Valid observations by Han van de Braak: when it comes to cost per horse per day, the increased lean muscle mass would increase the value of this young thoroughbred at auction, with every race won her value goes up, less money needed to be spent on specialist farriery, less money needed to be spent on veterinary care other than on routine work, no money needed to be spent on electrolyte supplements as recovery after racing is excellent, no money needed to be spent on other supplements full stop. Many thoroughbred racehorse owners buy Aloeride in shippers because of the excellent savings, and feed it because it increases profitability.
I have ridden for 20 years and competed in a number of disciplines including: showing; eventing; show jumping; endurance; racing and hunting. Irish (also known as Nightnews) is a 10 Year old ISH by Last News out of a Carroll’s Flight mare. I’ve owned Irish for 5 years, ever since my Dad swotted a wasp away from his wine at a sale in Ireland… SOLD to the gentleman over there! Oops.
Why I’m excited about Aloeride
Aloeride has given Irish a chance to be steroid free, I am able to compete her using a non-banned substance that is helping her with her dermatitis. It was heart-breaking to see Irish itching so much and to see her now, not rubbing herself raw is such a weight off my mind. I was so close to pulling my own hair out before I started using Aloeride, now when I take her rugs off she’s no longer taking to attacking her skin. I am looking forward to the Spring when I can notice a lovely healthy shine on her coat.”

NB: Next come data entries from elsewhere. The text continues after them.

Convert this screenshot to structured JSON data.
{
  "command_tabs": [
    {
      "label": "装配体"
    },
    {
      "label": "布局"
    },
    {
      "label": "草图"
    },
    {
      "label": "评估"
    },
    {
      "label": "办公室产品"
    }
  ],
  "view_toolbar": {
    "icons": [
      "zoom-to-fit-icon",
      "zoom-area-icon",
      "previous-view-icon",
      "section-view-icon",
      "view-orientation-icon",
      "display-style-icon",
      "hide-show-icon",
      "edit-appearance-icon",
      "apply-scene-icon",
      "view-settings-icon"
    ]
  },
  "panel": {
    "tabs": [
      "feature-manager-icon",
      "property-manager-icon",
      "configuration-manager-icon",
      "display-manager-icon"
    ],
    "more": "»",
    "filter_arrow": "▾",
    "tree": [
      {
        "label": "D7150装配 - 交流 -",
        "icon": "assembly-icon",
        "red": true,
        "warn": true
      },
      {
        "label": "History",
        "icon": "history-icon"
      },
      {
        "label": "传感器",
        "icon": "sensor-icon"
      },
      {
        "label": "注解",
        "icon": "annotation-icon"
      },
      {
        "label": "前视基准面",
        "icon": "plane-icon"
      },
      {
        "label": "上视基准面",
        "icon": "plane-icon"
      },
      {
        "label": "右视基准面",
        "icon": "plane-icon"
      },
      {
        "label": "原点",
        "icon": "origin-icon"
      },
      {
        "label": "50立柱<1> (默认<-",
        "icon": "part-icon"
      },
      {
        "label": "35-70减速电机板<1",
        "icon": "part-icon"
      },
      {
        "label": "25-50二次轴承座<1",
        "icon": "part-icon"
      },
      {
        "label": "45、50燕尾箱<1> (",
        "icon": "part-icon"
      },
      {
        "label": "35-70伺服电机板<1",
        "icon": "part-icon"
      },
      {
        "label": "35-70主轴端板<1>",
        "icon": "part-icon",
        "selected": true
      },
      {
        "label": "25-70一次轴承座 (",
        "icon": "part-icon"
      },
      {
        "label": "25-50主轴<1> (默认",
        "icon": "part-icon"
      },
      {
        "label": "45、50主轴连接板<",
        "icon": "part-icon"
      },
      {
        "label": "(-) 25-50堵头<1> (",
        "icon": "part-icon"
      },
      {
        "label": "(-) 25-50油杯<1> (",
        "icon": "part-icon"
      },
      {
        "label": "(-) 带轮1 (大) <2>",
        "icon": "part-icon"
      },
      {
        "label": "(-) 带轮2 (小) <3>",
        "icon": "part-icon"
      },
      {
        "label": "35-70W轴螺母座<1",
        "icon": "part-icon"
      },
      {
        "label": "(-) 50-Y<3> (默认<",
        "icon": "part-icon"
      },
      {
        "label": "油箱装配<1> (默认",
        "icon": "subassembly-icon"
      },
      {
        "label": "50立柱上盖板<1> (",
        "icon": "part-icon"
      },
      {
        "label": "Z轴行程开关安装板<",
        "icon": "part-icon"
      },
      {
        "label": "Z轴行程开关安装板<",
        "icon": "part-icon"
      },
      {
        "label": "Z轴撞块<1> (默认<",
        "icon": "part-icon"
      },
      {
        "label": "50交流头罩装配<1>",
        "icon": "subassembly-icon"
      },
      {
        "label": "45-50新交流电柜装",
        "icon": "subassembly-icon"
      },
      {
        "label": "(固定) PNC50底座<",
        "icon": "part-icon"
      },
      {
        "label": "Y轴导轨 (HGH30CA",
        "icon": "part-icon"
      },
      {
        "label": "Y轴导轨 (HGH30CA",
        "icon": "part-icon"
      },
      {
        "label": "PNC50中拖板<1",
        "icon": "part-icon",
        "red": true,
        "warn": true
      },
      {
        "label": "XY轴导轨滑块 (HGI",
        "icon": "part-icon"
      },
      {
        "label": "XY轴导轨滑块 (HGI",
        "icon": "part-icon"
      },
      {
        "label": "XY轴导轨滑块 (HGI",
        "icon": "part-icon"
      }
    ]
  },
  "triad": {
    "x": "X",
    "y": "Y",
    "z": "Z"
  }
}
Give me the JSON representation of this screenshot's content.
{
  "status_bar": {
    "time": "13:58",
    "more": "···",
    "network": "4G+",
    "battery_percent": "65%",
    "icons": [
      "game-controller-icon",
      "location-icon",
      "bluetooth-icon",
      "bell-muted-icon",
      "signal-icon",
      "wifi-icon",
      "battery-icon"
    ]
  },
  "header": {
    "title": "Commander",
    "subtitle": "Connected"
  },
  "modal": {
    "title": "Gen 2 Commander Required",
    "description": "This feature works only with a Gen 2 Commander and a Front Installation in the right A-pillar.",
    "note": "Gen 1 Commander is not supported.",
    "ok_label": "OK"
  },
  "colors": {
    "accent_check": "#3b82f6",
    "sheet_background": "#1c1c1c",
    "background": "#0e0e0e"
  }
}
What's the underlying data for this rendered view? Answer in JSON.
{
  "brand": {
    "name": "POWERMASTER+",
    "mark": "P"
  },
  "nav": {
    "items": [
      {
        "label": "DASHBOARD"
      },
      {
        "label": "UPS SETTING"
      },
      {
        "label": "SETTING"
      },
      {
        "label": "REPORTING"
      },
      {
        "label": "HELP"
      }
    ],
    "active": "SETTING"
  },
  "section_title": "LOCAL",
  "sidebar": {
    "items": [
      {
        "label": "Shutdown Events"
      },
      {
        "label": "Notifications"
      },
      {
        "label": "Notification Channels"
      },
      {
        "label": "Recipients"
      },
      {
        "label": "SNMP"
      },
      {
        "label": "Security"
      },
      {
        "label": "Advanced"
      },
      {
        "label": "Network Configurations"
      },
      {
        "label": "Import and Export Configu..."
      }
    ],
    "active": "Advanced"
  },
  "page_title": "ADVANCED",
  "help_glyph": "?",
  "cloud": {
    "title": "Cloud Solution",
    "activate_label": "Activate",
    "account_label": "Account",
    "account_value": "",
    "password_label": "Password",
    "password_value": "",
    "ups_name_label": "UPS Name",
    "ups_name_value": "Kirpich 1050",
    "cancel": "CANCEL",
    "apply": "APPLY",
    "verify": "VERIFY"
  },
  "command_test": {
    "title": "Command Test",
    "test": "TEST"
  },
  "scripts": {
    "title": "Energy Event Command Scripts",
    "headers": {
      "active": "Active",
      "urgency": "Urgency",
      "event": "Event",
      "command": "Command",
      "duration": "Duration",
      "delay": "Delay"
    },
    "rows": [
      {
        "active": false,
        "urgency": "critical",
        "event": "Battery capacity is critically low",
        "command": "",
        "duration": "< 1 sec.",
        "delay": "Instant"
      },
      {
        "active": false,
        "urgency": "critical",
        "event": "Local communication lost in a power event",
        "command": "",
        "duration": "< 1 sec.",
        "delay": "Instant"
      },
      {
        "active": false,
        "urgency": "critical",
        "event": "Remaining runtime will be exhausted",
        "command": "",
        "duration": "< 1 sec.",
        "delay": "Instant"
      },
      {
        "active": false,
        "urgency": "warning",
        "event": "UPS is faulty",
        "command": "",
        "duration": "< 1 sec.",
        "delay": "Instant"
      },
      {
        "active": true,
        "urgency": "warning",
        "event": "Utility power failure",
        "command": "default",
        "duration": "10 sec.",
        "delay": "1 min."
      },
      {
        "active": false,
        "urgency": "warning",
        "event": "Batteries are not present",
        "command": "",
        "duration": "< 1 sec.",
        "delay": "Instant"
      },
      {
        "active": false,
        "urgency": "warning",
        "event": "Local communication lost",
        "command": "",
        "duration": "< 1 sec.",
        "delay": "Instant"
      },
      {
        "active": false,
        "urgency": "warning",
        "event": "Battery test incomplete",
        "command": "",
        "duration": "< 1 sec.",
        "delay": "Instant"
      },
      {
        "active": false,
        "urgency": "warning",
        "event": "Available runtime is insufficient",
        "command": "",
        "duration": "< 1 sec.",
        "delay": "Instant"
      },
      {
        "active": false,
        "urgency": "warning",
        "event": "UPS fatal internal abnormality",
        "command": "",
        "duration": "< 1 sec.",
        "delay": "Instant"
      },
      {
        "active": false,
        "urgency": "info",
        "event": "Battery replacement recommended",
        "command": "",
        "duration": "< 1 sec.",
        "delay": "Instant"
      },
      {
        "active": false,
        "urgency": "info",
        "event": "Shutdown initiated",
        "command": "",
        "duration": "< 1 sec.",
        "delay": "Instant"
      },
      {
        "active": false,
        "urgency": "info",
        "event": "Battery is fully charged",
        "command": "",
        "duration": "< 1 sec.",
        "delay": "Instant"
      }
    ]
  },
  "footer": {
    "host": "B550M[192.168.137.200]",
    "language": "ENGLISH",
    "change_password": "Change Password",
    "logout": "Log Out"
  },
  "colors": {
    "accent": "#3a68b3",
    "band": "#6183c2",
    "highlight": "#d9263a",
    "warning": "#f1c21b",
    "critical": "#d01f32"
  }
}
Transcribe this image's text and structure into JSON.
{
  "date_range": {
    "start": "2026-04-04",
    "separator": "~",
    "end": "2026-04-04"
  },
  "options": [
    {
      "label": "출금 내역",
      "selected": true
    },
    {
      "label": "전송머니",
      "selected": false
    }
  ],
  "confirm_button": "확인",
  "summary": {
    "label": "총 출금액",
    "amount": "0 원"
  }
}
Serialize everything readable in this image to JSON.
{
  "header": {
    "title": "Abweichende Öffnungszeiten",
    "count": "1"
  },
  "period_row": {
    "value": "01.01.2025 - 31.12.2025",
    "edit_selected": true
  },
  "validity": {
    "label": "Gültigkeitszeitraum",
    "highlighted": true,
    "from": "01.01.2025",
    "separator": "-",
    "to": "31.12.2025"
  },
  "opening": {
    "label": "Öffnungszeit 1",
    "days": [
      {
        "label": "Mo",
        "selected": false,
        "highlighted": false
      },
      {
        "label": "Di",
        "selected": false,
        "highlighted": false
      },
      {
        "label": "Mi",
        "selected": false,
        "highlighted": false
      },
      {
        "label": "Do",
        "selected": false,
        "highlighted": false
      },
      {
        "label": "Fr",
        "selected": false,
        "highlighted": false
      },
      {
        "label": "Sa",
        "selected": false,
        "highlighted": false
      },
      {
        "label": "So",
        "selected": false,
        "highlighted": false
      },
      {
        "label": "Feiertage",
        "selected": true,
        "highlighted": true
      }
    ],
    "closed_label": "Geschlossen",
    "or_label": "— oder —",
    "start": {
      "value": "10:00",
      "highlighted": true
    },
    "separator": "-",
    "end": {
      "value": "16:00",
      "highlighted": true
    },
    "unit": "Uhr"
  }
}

I moved from Hampshire to Banbury to progress and became a working pupil for Jodie Amos in 2011. This was our first season eventing and we went from BE90 to Novice and qualified and competed at the Tri-zone eventers challenge at Blenheim Palace. Once I had finished working for Jodie Amos, I then stayed at Washbrook Farm, Aston-le-Walls and rode out for a local National hunt trainer Alex Hales, whilst grooming for Matt Heath, Ann and Nigel Taylor as well as Jodie Amos.
The last eventing season is where we competed the least as I took to BSJA competitions in August, winning our first try at Discovery followed by 4 further wins at Discovery and 1.05m. I qualified for the National Amateur Championships at Aintree on my first attempt at both the first and second rounds, something I later discovered whilst at the championship that riders spend all season trying to qualify for. We competed at Arena UK, coming 9th out of 72 competitors to confirm our spot at Aintree.
The championship was held at Aintree Equestrian centre and was very daunting for my eventer turned show jumper, meaning that we did not jump as well as hoped on the first day. Our second day was much better and we missed qualifying for the final by 1 second and 1 place. Although I was gutted I had to remember how far we had got in the 3 months of BSJA competitions. On the final day we competed in a ‘fun class’ and came a respectable 11th place out of 40 in the top score, clearing the 1.20 joker.